What’s the Difference Between Fear, Phobia, and Anxiety?
While the symptoms may seem similar, knowing the key differences between these three adverse reactions will help you best aid your pet.
Keep in mind that older pets may display more severe symptoms as their physical and mental capabilities decline and they feel more vulnerable to the stimuli in their environment.
Your pet may perceive or feel that a certain person or object is a potential threat to them. Naturally, your pet’s body will react accordingly and they will either freeze or go into flight-or-fight mode.
Some fear is useful; it helps your pet avoid or run away from dangerous situations like cars speeding in the street or encountering a rabid raccoon on your morning walk.
Signs of your pet being afraid include:
- Withdrawal, pacing, hiding
- Lethargic activity
Your pet may have experienced a traumatic event that caused him to become terrified of all triggers relating to that situation. Reliving that event now becomes a persistent fear or phobia.
For example, your cat may have been so stressed during a very loud thunderstorm that she now hides under the bed whenever it starts to rain especially hard. Or maybe you took your dog to a fireworks show at your local park and now he cowers whenever you walk near it.
Abused pets who have been locked in crates for long periods of time may have a fear of being trapped and will constantly be on the lookout for an exit plan (or be worried about one).
If your pet has anxiety, they’re anticipating future dangers, whether they’re present or just imagined. Their body will go through the physiologic reactions associated with impending doom, which include:
- Chewing, digging, destruction of property
- Urinating/defecating where they shouldn’t
- Excessive barking or crying

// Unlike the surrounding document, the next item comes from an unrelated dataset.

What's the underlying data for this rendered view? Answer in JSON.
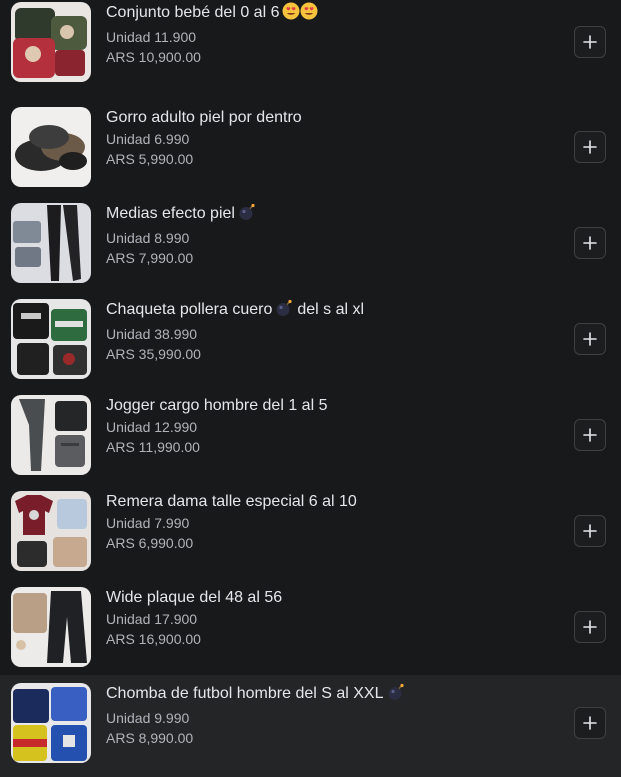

- Licking, biting themselves repeatedly
The most common type of anxiety experienced by pets is separation anxiety, which is when your pet becomes highly anxious or distressed when they’re not around you for protection.
Your pet may have a history of abandonment thanks to cycling through multiple owners and need your constant presence to assure them that they’re not being left behind.
Relaxation techniques, desensitization, and counterconditioning all work to reinforce positive associations and diminish negative ones. You can learn more about those here.
Don’t try to show affection or reassurance to your pet during one of these stressful times as they might see this as their behavior being rewarded.
Punishment will only increase the fear and anxiety and create new phobias.
If you think your pet may be going through any of these conditions, speak with your vet as soon as possible. Your vet will want to check for illnesses or painful physical conditions that may be contributing to your pet’s unusual behavior. Your vet may also prescribe medications to help your pet relax.
If you need help calming your cat or dog during inclement weather or long bouts of separation, you may want to give EcoBalance Extra-Strength Calming Formula a try.
Formulated with an all-natural blend of calming ingredients such as lemon balm, chamomile, valerian, passion flower, scullcap, and L-Theanine, your pet will feel a gentle, relaxing state of mind, without seeming ‘out of it’ like prescriptions tend to make animals. Perfect for cats and dogs, one bottle can last up to four months if used once per day.